Last Friday (4 November), The Troggs launched into the instantly-recognisable, opening wail of guitarist Chris Britton’s bending guitar strings of 'Wild Thing', which was enough to send ladies hurtling toward the stage.
They were getting straight into it? Really? Of course they weren’t. The wail just as quickly turned into an abrupt halt – as the band chuckled – informing the crowd that they were “a bit premature”.
The band commanded the stage and the show was pure Brit-rock from those first teasing moments. Clad in black leather waistcoats with their long, greying hair fluttering in the breeze, the crowd couldn’t help but grin ear-to-ear, as they saw how much energy these ageing rockers brought to the stage.
The crowd was a mix of original fans, who packed rows of seats early, and the children of those fans like me, who mingled round the outskirts, wondering whether this ‘sit-down’ set-up would last very long once the band got going. They eased into the set with a few lesser-known tracks, like my personal favourite B-side, ‘From Home’, which had me in awe of founding guitarist Chris Britton’s dexterity, for a man that must be around 70.
Each hit was as anthemic as the next, as crowd members suddenly recognised songs they’d forgotten were Troggs originals, like ‘Love Is All Around’ (written by late vocalist Reg Presley), which is more popularly known in Australia as the number one smash for Wet Wet Wet, in 1994. ‘With A Girl Like You’ really got some hips shaking: couples, young and old imagined they were meeting for the first-time, in a '60s dance hall.
To see The Troggs
live, at such a small venue, seemed an unreal opportunity. I had all the usual sceptical thoughts that one does, before seeing such a classic rock band play a small venue, with a line-up that is not the original.
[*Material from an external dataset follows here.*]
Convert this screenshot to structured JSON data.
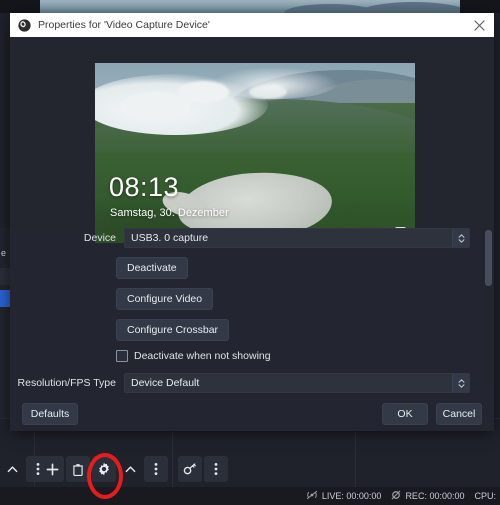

But for a band that broke onto the scene in the mid '60s, it’s pretty rich to call bass player Pete Lucas an ‘unoriginal’ member, as he’s currently celebrating his 41st year with the band.
As a second-generation fan, I remember a group of boys at primary school getting a band together to cover ‘Wild Thing’, at the talent quest. The singer was probably no more than eight-years old, and, even with his pre-pubescent delivery, ‘Wild Thing’ had all the mums and dads applauding, and was etched in my brain as one of the ultimate rock songs. It was, and still is, so cool in its simplicity, that it has stood the test of time.
This show confirmed, for me, that age is just a number, and Chris Britton really is one of the original, riff-rocking legends. He encapsulates all that is great about dirty, valve-amp '60s guitar that hasn’t been complicated by an entire suitcase of pedals.
The three-piece rock & roll band, with a fabulous, strutting frontman, is definitely still working for The Troggs, and I’ll bet they’ve got a number of years of live shows in them yet.